> **The data**
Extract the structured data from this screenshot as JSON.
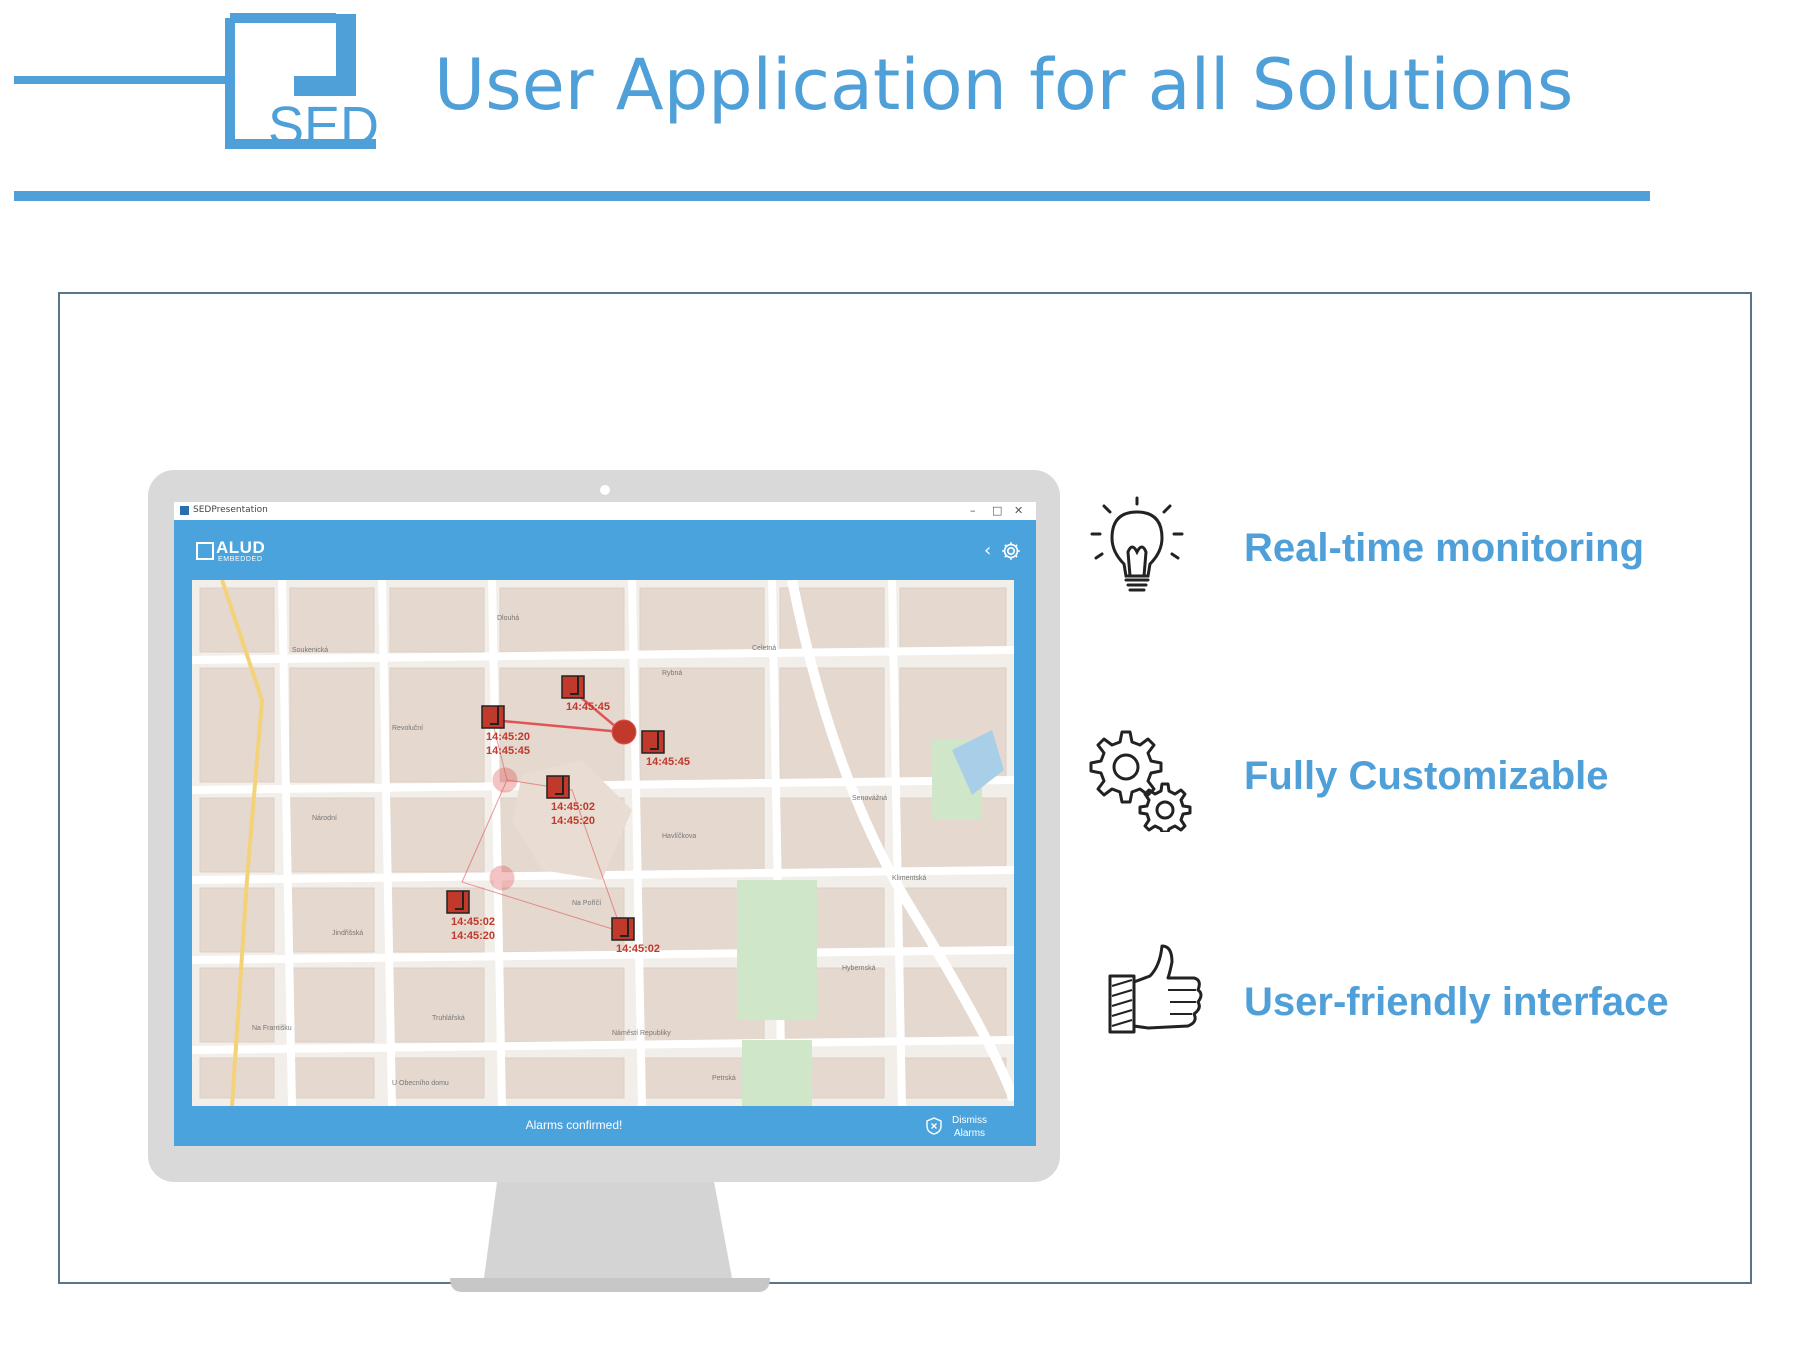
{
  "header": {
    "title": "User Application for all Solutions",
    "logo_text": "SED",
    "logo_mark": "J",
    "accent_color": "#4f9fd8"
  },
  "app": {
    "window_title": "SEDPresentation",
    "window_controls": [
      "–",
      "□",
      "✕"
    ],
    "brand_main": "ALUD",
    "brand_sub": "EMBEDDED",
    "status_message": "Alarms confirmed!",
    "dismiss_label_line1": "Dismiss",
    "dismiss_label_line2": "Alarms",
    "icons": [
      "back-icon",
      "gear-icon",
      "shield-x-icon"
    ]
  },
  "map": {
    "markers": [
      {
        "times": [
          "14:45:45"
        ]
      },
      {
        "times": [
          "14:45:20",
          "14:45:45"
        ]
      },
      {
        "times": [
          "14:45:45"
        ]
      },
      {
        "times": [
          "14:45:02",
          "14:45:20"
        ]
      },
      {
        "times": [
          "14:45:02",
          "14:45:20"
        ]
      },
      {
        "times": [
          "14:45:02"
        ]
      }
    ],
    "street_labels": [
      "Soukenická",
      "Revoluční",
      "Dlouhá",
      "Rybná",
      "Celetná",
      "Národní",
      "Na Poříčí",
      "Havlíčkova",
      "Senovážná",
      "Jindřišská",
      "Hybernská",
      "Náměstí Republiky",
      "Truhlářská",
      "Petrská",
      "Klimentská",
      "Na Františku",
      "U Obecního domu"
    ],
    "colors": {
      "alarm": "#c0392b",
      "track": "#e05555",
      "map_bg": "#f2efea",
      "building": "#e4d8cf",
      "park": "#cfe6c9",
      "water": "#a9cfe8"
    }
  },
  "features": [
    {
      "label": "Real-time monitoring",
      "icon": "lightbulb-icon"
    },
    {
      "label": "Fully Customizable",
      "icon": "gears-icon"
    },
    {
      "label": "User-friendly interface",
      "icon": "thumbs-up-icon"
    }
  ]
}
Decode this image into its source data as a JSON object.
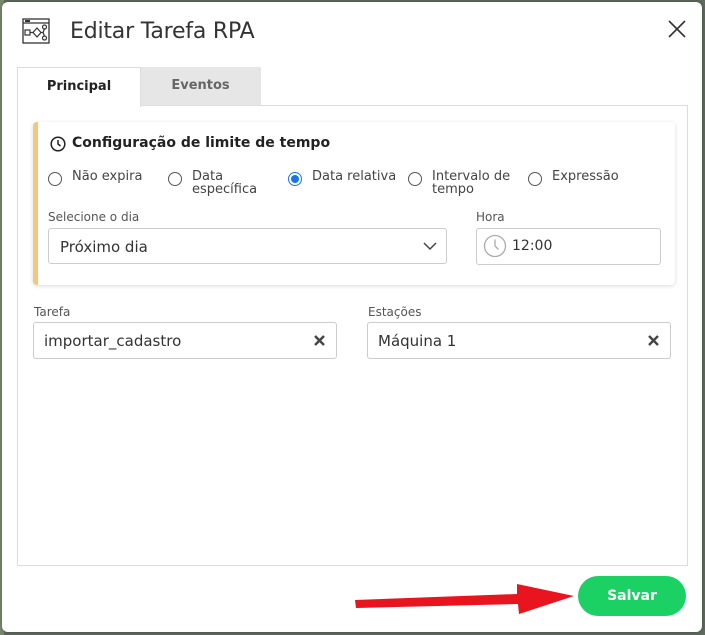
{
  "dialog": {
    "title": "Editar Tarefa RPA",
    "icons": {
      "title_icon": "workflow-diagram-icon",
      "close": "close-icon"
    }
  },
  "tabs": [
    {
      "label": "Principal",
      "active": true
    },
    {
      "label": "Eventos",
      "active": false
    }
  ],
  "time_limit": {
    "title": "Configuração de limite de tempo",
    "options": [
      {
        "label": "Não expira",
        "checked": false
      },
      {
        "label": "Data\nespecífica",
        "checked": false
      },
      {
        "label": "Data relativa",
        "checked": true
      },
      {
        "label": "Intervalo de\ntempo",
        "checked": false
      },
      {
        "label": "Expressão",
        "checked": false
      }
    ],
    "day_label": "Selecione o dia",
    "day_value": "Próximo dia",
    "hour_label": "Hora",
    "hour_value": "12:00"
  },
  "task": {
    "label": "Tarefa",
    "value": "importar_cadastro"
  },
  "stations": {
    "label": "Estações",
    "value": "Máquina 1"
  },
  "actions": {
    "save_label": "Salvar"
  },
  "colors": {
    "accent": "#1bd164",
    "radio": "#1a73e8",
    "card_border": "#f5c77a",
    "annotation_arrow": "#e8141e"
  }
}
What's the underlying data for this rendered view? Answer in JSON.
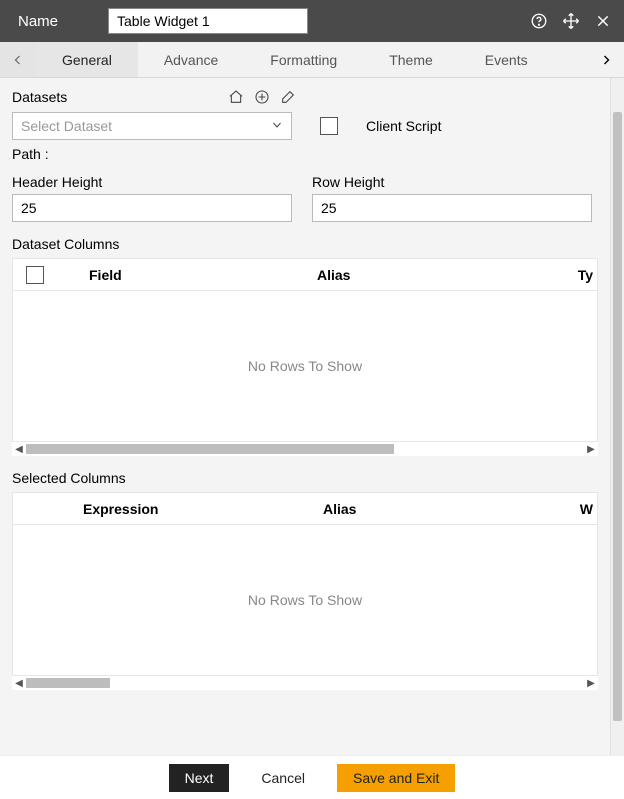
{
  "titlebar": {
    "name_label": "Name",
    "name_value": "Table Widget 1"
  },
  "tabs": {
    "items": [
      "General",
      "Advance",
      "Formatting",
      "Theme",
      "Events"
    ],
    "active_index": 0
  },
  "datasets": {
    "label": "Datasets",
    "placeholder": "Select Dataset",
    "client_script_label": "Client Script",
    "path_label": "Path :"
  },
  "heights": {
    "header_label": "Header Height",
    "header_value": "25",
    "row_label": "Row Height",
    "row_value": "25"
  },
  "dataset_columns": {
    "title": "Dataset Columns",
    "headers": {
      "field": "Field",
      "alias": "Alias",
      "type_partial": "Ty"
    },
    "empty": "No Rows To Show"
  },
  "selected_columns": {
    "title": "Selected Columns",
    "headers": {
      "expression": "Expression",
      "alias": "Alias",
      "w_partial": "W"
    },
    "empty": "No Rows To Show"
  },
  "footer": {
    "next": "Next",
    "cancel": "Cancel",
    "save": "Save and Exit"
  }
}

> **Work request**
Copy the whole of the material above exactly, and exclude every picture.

> **Response area**
Extract the structured data from this screenshot as JSON.
{
  "header": {
    "title": "User Application for all Solutions",
    "logo_text": "SED",
    "logo_mark": "J",
    "accent_color": "#4f9fd8"
  },
  "app": {
    "window_title": "SEDPresentation",
    "window_controls": [
      "–",
      "□",
      "✕"
    ],
    "brand_main": "ALUD",
    "brand_sub": "EMBEDDED",
    "status_message": "Alarms confirmed!",
    "dismiss_label_line1": "Dismiss",
    "dismiss_label_line2": "Alarms",
    "icons": [
      "back-icon",
      "gear-icon",
      "shield-x-icon"
    ]
  },
  "map": {
    "markers": [
      {
        "times": [
          "14:45:45"
        ]
      },
      {
        "times": [
          "14:45:20",
          "14:45:45"
        ]
      },
      {
        "times": [
          "14:45:45"
        ]
      },
      {
        "times": [
          "14:45:02",
          "14:45:20"
        ]
      },
      {
        "times": [
          "14:45:02",
          "14:45:20"
        ]
      },
      {
        "times": [
          "14:45:02"
        ]
      }
    ],
    "street_labels": [
      "Soukenická",
      "Revoluční",
      "Dlouhá",
      "Rybná",
      "Celetná",
      "Národní",
      "Na Poříčí",
      "Havlíčkova",
      "Senovážná",
      "Jindřišská",
      "Hybernská",
      "Náměstí Republiky",
      "Truhlářská",
      "Petrská",
      "Klimentská",
      "Na Františku",
      "U Obecního domu"
    ],
    "colors": {
      "alarm": "#c0392b",
      "track": "#e05555",
      "map_bg": "#f2efea",
      "building": "#e4d8cf",
      "park": "#cfe6c9",
      "water": "#a9cfe8"
    }
  },
  "features": [
    {
      "label": "Real-time monitoring",
      "icon": "lightbulb-icon"
    },
    {
      "label": "Fully Customizable",
      "icon": "gears-icon"
    },
    {
      "label": "User-friendly interface",
      "icon": "thumbs-up-icon"
    }
  ]
}
Decode this image into its source data as a JSON object.
{
  "dialog": {
    "title": "Editar Tarefa RPA",
    "icons": {
      "title_icon": "workflow-diagram-icon",
      "close": "close-icon"
    }
  },
  "tabs": [
    {
      "label": "Principal",
      "active": true
    },
    {
      "label": "Eventos",
      "active": false
    }
  ],
  "time_limit": {
    "title": "Configuração de limite de tempo",
    "options": [
      {
        "label": "Não expira",
        "checked": false
      },
      {
        "label": "Data\nespecífica",
        "checked": false
      },
      {
        "label": "Data relativa",
        "checked": true
      },
      {
        "label": "Intervalo de\ntempo",
        "checked": false
      },
      {
        "label": "Expressão",
        "checked": false
      }
    ],
    "day_label": "Selecione o dia",
    "day_value": "Próximo dia",
    "hour_label": "Hora",
    "hour_value": "12:00"
  },
  "task": {
    "label": "Tarefa",
    "value": "importar_cadastro"
  },
  "stations": {
    "label": "Estações",
    "value": "Máquina 1"
  },
  "actions": {
    "save_label": "Salvar"
  },
  "colors": {
    "accent": "#1bd164",
    "radio": "#1a73e8",
    "card_border": "#f5c77a",
    "annotation_arrow": "#e8141e"
  }
}
What's the underlying data for this rendered view? Answer in JSON.
{
  "titlebar": {
    "name_label": "Name",
    "name_value": "Table Widget 1"
  },
  "tabs": {
    "items": [
      "General",
      "Advance",
      "Formatting",
      "Theme",
      "Events"
    ],
    "active_index": 0
  },
  "datasets": {
    "label": "Datasets",
    "placeholder": "Select Dataset",
    "client_script_label": "Client Script",
    "path_label": "Path :"
  },
  "heights": {
    "header_label": "Header Height",
    "header_value": "25",
    "row_label": "Row Height",
    "row_value": "25"
  },
  "dataset_columns": {
    "title": "Dataset Columns",
    "headers": {
      "field": "Field",
      "alias": "Alias",
      "type_partial": "Ty"
    },
    "empty": "No Rows To Show"
  },
  "selected_columns": {
    "title": "Selected Columns",
    "headers": {
      "expression": "Expression",
      "alias": "Alias",
      "w_partial": "W"
    },
    "empty": "No Rows To Show"
  },
  "footer": {
    "next": "Next",
    "cancel": "Cancel",
    "save": "Save and Exit"
  }
}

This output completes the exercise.